What needs to be done: Output the data unchanged and complete, minus the images.
[Opening Records shown section]
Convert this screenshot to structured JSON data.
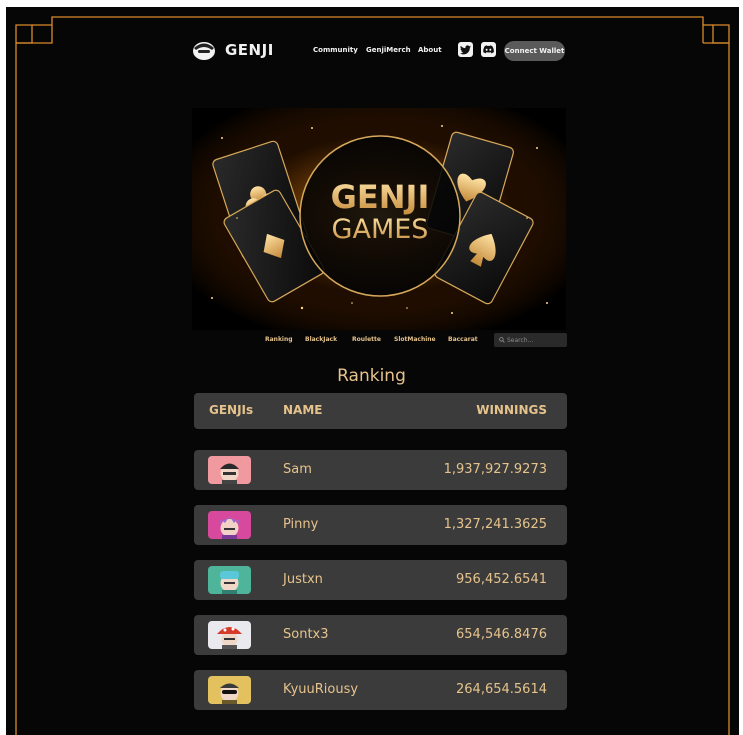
{
  "brand": {
    "name": "GENJI"
  },
  "nav": {
    "links": [
      "Community",
      "GenjiMerch",
      "About"
    ],
    "connect_label": "Connect Wallet"
  },
  "icons": [
    "genji-logo-icon",
    "twitter-icon",
    "discord-icon",
    "search-icon"
  ],
  "hero": {
    "line1": "GENJI",
    "line2": "GAMES"
  },
  "games_menu": {
    "items": [
      "Ranking",
      "BlackJack",
      "Roulette",
      "SlotMachine",
      "Baccarat"
    ],
    "search_placeholder": "Search..."
  },
  "ranking": {
    "title": "Ranking",
    "columns": [
      "GENJIs",
      "NAME",
      "WINNINGS"
    ],
    "rows": [
      {
        "name": "Sam",
        "winnings": "1,937,927.9273",
        "avatar_bg": "#f09aa0"
      },
      {
        "name": "Pinny",
        "winnings": "1,327,241.3625",
        "avatar_bg": "#d6499c"
      },
      {
        "name": "Justxn",
        "winnings": "956,452.6541",
        "avatar_bg": "#4fb59a"
      },
      {
        "name": "Sontx3",
        "winnings": "654,546.8476",
        "avatar_bg": "#e9e9ee"
      },
      {
        "name": "KyuuRiousy",
        "winnings": "264,654.5614",
        "avatar_bg": "#e2c15e"
      }
    ]
  },
  "colors": {
    "gold": "#e6c38c",
    "frame_line": "#d98a2b",
    "panel": "#3b3b3b",
    "background": "#060606"
  }
}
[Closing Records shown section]
Written response:
Convert this screenshot to structured JSON data.
{
  "brand": {
    "name": "GENJI"
  },
  "nav": {
    "links": [
      "Community",
      "GenjiMerch",
      "About"
    ],
    "connect_label": "Connect Wallet"
  },
  "icons": [
    "genji-logo-icon",
    "twitter-icon",
    "discord-icon",
    "search-icon"
  ],
  "hero": {
    "line1": "GENJI",
    "line2": "GAMES"
  },
  "games_menu": {
    "items": [
      "Ranking",
      "BlackJack",
      "Roulette",
      "SlotMachine",
      "Baccarat"
    ],
    "search_placeholder": "Search..."
  },
  "ranking": {
    "title": "Ranking",
    "columns": [
      "GENJIs",
      "NAME",
      "WINNINGS"
    ],
    "rows": [
      {
        "name": "Sam",
        "winnings": "1,937,927.9273",
        "avatar_bg": "#f09aa0"
      },
      {
        "name": "Pinny",
        "winnings": "1,327,241.3625",
        "avatar_bg": "#d6499c"
      },
      {
        "name": "Justxn",
        "winnings": "956,452.6541",
        "avatar_bg": "#4fb59a"
      },
      {
        "name": "Sontx3",
        "winnings": "654,546.8476",
        "avatar_bg": "#e9e9ee"
      },
      {
        "name": "KyuuRiousy",
        "winnings": "264,654.5614",
        "avatar_bg": "#e2c15e"
      }
    ]
  },
  "colors": {
    "gold": "#e6c38c",
    "frame_line": "#d98a2b",
    "panel": "#3b3b3b",
    "background": "#060606"
  }
}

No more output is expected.